January will mark the 80th anniversary of the National Socialists’ seizure of power, and popular interest in the history of the era that followed is as vivid as ever: 34-year-old Laurent Binet’s HHhH, winner of the prestigious Goncourt prize, reconstructs Operation Anthropoid, the skewed but ultimately successful mission of Czech resistance fighters to assassinate Reinhard Heydrich, National Socialist Obergruppenführer, Protector of Bohemia and Moravia, and head of the German secret services. (HHhH is an acronym for “Himmlers Hirn heißt Heydrich,” – Himmler’s brain is Heydrich – which is how Heydrich’s function was described in Nazi circles.)
Binet’s rendition is thrilling. The author takes us through each step of the attack, following a series of documents by German officers in Berlin and Prague as well as Czech resistance fighters at home and in London. Yet the novel’s perspective is explicitly contemporary. The chronology documents the author’s research and writing process rather than the dates of the plot, so the eight-hour gun battle in the nave of a church, where the resistance fighters are hiding, bears the dates 27 May 2008 to 18 June 2008. Binet’s historical novel reads in fact like a research diary, a modern blog. As such it is self-reflective, asking for instance whether the author’s “almost unlimited freedom” is not, at times, incompatible with scholarly precision: “inventing a character […] is like fabricating evidence” (ch. 112/192; the English translation, unlike the French original, has no page numbers; here again a wink to modern forms of communication). By pointing out his fictional additions, Binet experiments with the historical novel as a literary genre, which to him seems to have become anachronistic in the age of information.
As Binet modernizes the historical novel, he popularizes the writing process. Scholarly research is staged like detective work as we know it from film and television: The writer inhabits his characters, follows their traces through various cities, sleeps too little, smokes too much, and suffers from bouts of work-related depression. Binet’s narrator appears more like an action hero than an historian, like a modern James Bond, whose work includes passionate love affairs with two beautiful women.
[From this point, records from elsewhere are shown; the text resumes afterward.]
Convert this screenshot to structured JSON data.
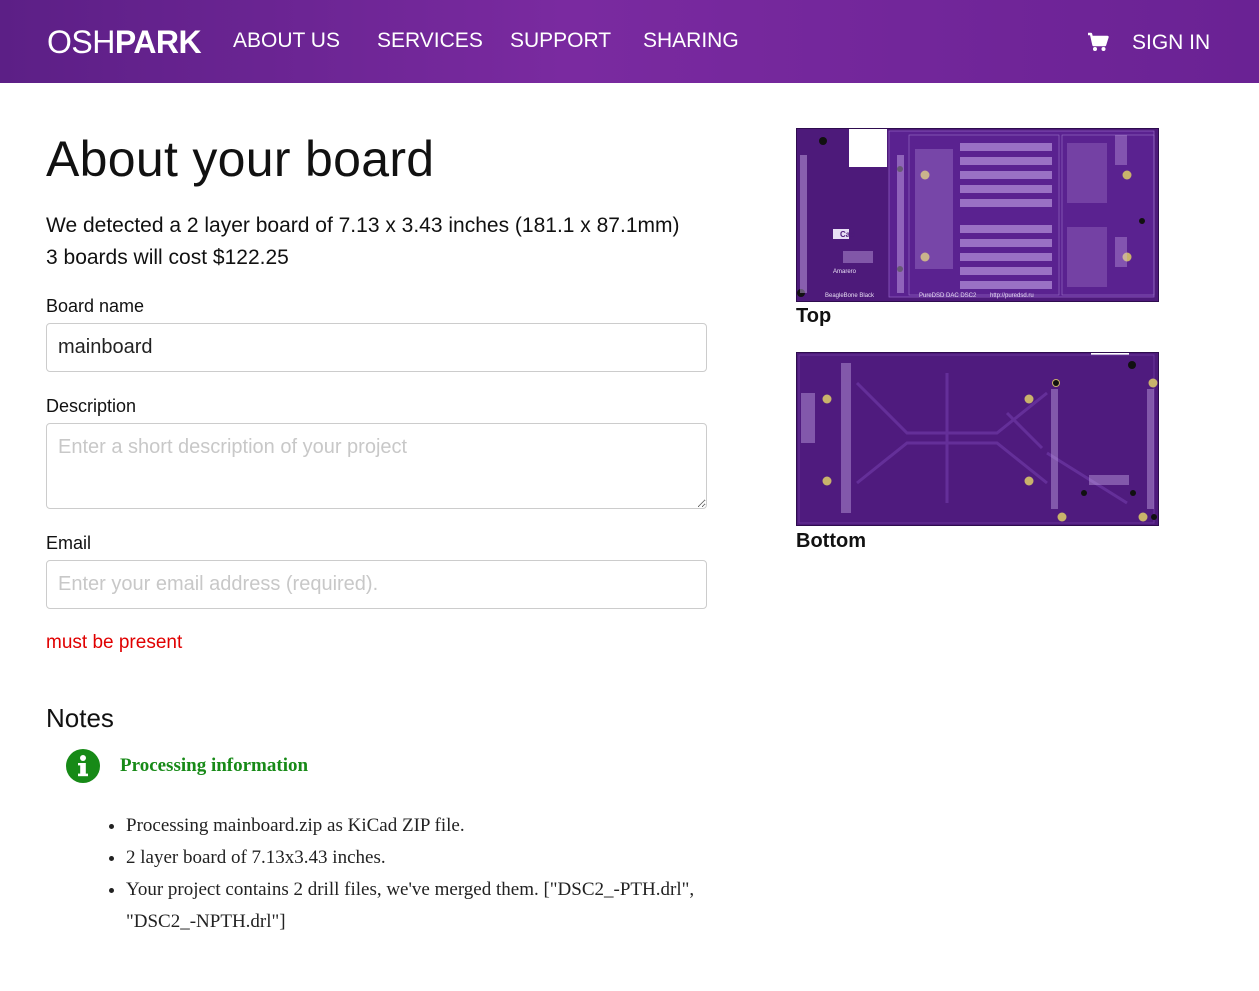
{
  "nav": {
    "logo_thin": "OSH",
    "logo_bold": "PARK",
    "items": [
      {
        "label": "ABOUT US"
      },
      {
        "label": "SERVICES"
      },
      {
        "label": "SUPPORT"
      },
      {
        "label": "SHARING"
      }
    ],
    "cart_icon": "shopping-cart-icon",
    "signin": "SIGN IN"
  },
  "page": {
    "title": "About your board",
    "detect_line": "We detected a 2 layer board of 7.13 x 3.43 inches (181.1 x 87.1mm)",
    "cost_line": "3 boards will cost $122.25"
  },
  "form": {
    "board_name_label": "Board name",
    "board_name_value": "mainboard",
    "description_label": "Description",
    "description_placeholder": "Enter a short description of your project",
    "email_label": "Email",
    "email_placeholder": "Enter your email address (required).",
    "email_error": "must be present"
  },
  "notes": {
    "title": "Notes",
    "info_icon": "info-icon",
    "processing_title": "Processing information",
    "items": [
      "Processing mainboard.zip as KiCad ZIP file.",
      "2 layer board of 7.13x3.43 inches.",
      "Your project contains 2 drill files, we've merged them. [\"DSC2_-PTH.drl\", \"DSC2_-NPTH.drl\"]"
    ]
  },
  "previews": {
    "top_caption": "Top",
    "bottom_caption": "Bottom",
    "top_texts": {
      "brand": "Cad",
      "a": "Amarero",
      "b": "BeagleBone Black",
      "c": "PureDSD DAC DSC2",
      "d": "http://puredsd.ru"
    }
  },
  "colors": {
    "nav_purple": "#6e2598",
    "board_purple": "#4d1a7a",
    "error_red": "#e00000",
    "info_green": "#178a17"
  }
}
Yet in all his glamor, the historian here tells of more than just how academic work could be imagined by the general public: He testifies to the prestige of art about German National Socialism. Binet names his masters, from Fritz Lang and Bertolt Brecht to Eric Rohmer, Kenneth Branagh, Quentin Tarantino, and Bernd Eichinger. Among the writers, Binet mentions Éric-Emmanuel Schmitt and Jonathan Littell, who won the 2006 Goncourt prize for Les Bienveillantes – which, Binet remarks derisively, is like “Houllebecq does Nazism” (ch. 204), suggesting that the topic’s renown also attracts ambitious neophytes and other bandwagon jumpers. Binet’s narrator worries obsessively about the reception of HHhH, reflecting, even magnifying the aura of art about the period of National Socialism as if it were today’s unwritten equivalent of history painting in the seventeenth century or the tragedy in Ancient Greece. In light of the film and fiction produced in the past 80 years, perhaps, indeed, it is.
Naomi Lubrich, Media